ERIC Number: ED122992
Record Type: Non-Journal
Publication Date: 1975
Reference Count: N/A
Attitudes of Indiana Townspeople Towards Migrants.
Sciara, Frank J.
In April 1975, a survey of community attitudes toward migrants was conducted in a small Indiana town in Henry County (population 450). A random sample of 19 males and 16 females, ranging in age from 20 to 60, reacted to a specially constructed 12 item Likert-type opinion poll. Items covered the areas of minimum wage, food stamps, camp supervision, child care, medical and dental assistance, welfare assistance, and education. Options following a statement were: strongly agree, agree, undecided, disagree, and strongly disagree. Results indicated confused attitudes toward migrants. On one hand, respondents favored the minimum wage law for migrants; food stamps, if eligible; and State supervision of the migrant camps. On the other hand, these same respondents did not favor welfare assistance to qualified migrants, free medical and dental assistance, or free or inexpensive child care services for their children. A check of the responses of males and females in the sample, for the most part, showed little difference in the way each sex responded. Differences were noted on two statements: 12 of the 16 females agreed that child care should be provided while most of the males disagreed; and most of the males disagreed that Spanish should be taught to migrants in school while most of the females were undecided. (Author/NQ)

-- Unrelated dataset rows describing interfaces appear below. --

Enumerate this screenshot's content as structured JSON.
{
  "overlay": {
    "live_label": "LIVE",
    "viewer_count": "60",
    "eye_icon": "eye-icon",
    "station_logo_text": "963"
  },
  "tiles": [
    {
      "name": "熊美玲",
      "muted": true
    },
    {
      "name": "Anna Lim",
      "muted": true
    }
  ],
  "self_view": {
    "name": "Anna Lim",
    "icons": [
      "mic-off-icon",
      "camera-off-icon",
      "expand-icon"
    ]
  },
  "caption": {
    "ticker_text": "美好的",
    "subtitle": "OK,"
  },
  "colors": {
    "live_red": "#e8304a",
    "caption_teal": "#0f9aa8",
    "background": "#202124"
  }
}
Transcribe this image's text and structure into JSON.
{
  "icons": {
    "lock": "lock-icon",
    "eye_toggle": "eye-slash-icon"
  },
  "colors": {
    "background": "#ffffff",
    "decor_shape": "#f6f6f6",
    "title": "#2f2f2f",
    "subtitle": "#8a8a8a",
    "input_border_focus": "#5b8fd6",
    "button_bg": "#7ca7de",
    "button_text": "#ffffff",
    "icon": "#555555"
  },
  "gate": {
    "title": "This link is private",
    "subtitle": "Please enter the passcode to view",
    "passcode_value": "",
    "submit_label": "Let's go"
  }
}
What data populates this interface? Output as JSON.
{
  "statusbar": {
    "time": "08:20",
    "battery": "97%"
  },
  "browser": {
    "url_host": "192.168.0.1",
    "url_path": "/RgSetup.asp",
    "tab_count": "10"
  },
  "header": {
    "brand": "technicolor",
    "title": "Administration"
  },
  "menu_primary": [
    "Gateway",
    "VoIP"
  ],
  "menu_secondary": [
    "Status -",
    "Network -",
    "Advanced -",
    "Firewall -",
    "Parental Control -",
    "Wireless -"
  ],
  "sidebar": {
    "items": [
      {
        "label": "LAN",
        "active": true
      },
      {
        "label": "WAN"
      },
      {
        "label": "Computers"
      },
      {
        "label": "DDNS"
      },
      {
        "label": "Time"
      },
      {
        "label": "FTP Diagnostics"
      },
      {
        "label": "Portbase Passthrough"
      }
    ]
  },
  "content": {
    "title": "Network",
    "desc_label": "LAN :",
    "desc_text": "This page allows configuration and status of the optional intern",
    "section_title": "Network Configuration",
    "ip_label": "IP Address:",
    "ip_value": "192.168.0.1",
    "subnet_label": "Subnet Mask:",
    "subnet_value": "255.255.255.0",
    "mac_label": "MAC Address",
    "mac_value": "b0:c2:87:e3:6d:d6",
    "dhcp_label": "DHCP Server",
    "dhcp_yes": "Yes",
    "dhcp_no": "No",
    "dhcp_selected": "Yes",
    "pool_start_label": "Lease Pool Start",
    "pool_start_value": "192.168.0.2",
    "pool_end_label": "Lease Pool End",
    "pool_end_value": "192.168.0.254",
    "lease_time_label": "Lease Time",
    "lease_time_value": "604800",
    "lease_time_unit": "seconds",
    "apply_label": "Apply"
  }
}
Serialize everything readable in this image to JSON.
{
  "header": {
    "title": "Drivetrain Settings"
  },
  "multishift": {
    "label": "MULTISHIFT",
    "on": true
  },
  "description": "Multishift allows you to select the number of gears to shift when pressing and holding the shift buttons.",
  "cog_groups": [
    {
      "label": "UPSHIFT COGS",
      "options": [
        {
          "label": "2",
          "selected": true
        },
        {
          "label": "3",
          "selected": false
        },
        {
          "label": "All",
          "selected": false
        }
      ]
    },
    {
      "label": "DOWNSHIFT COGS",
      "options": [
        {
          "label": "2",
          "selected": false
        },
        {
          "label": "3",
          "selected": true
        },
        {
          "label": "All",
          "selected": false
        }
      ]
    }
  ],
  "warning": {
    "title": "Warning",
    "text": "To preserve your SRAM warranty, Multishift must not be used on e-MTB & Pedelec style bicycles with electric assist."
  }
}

Publication Type: Reports - Research
Education Level: N/A
Authoring Institution: N/A
Identifiers - Location: Indiana